DK Science: New Materials

Materials scientists develop and test new materials that do certain jobs better than existing materials, or are easier or cheaper to make. Scientists use their knowledge of how molecules form to combine atoms in new ways. They also apply heat and pressure to existing materials to create materials with new properties. They can even create materials with SMART properties that respond to their environment.


In freezing conditions, climbers need clothes that are extremely warm and lightweight, so they can move easily. Aerogel is a new, super-light insulating material used to line extreme weather coats. It is made from silicon dioxide, the same material that glass is made from. However, aerogel is 99 per cent air, so it is 1,000 times less dense than glass.


One of the lightest substances on Earth, aerogel can even float on air in its pure form. It also has amazing insulation properties and can protect skin from the heat of a blowtorch. Aerogel is made by mixing a silicon compound with other chemicals to make a wet gel. The gel is dried at a high temperature and pressure.


NASA has used cells of aerogel on a spacecraft called Stardust to collect dust from a comet called Wild 2. The comet dust collector contains rectangular cells, which are lined with aerogel.


The panels of aerogel cells are placed into position on Stardust. The spongy texture of aerogel means that comet dust particles travelling at six times the speed of a bullet can be slowed down and captured without being squashed or altered.


Stardust reached Comet Wild 2 in January 2004. The dust collector has trapped grains of comet dust the size of a grain of sand. By studying the particles, scientists hope to learn more about comets and the early Solar System.


This prototype computer is made from a fabric that conducts electricity. The fabric, called ElekTex™, contains fibres that have a thin coating of silver or copper – these metals are good electrical conductors. Microchips woven into the fabric translate the electrical impulses from the fibres into digital data, which can be viewed on the computer’s screen.


Prototype mobile phones made from ElekTex™ are lightweight and water-resistant.
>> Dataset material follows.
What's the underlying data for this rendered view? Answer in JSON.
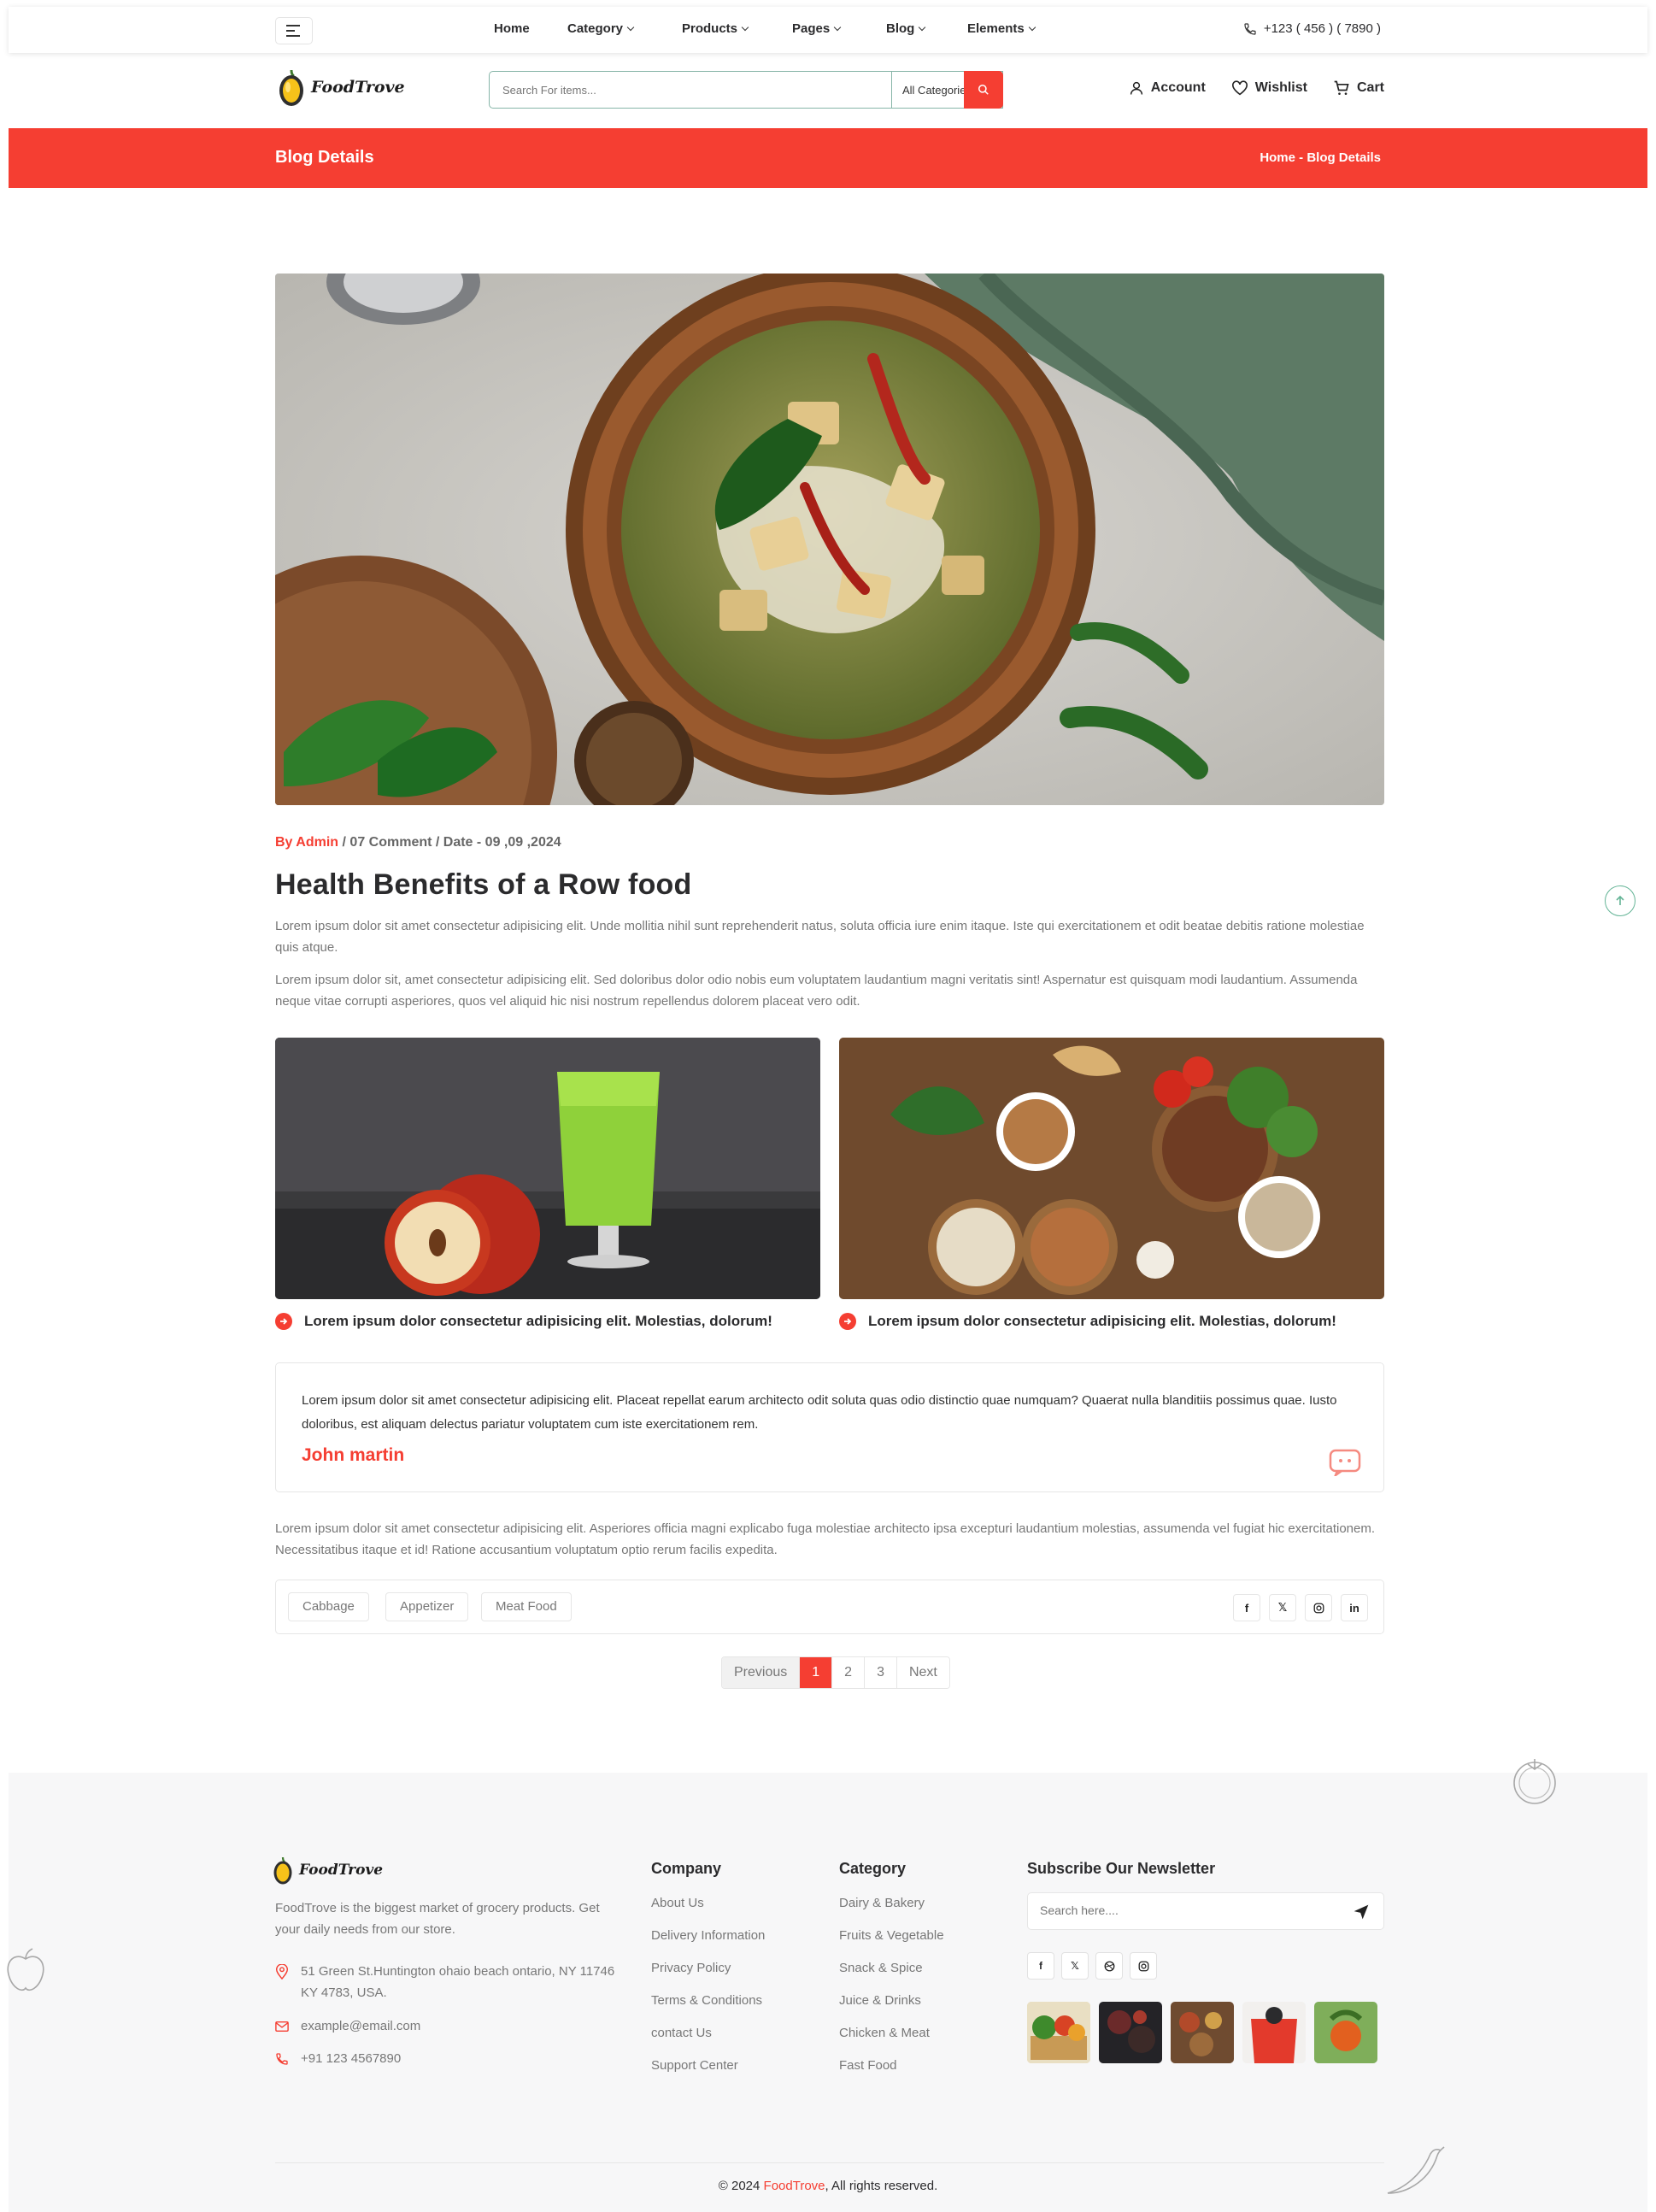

They can also be folded up and crumpled without breaking. These properties make them a lot more hard-wearing than traditional mobile phones.


A smart material senses a change to its environment and responds by altering in some way. Each type of smart material has a different property that changes, such as stiffness, colour, shape, or conductivity (ability to conduct electricity). For instance, a piezoelectric material gives off a small electric current when bent, and is used in car passenger airbags. If the car slows down suddenly, the piezoelectric bends and sends out an electric charge, which blows up the airbag.


Self-healing plastics could provide a breakthrough in surgery. If an artificial bone joint such as a metal hip wears out, it is difficult to replace it. However, a joint made of self-healing plastic would be able to repair itself, just like a bone can. If the artificial joint cracked, it could be almost good as new again within a few days.


Plastic is made of thousands of small molecules called monomers linked together to form polymers. A new, self-healing plastic contains tiny capsules filled with liquid monomer. If the plastic cracks, the capsules burst and release the liquid into the crack. A black catalyst in the plastic makes the liquid monomer molecules link up to create polymers and form new plastic that repairs the break.

Copyright © 2007 Dorling Kindersley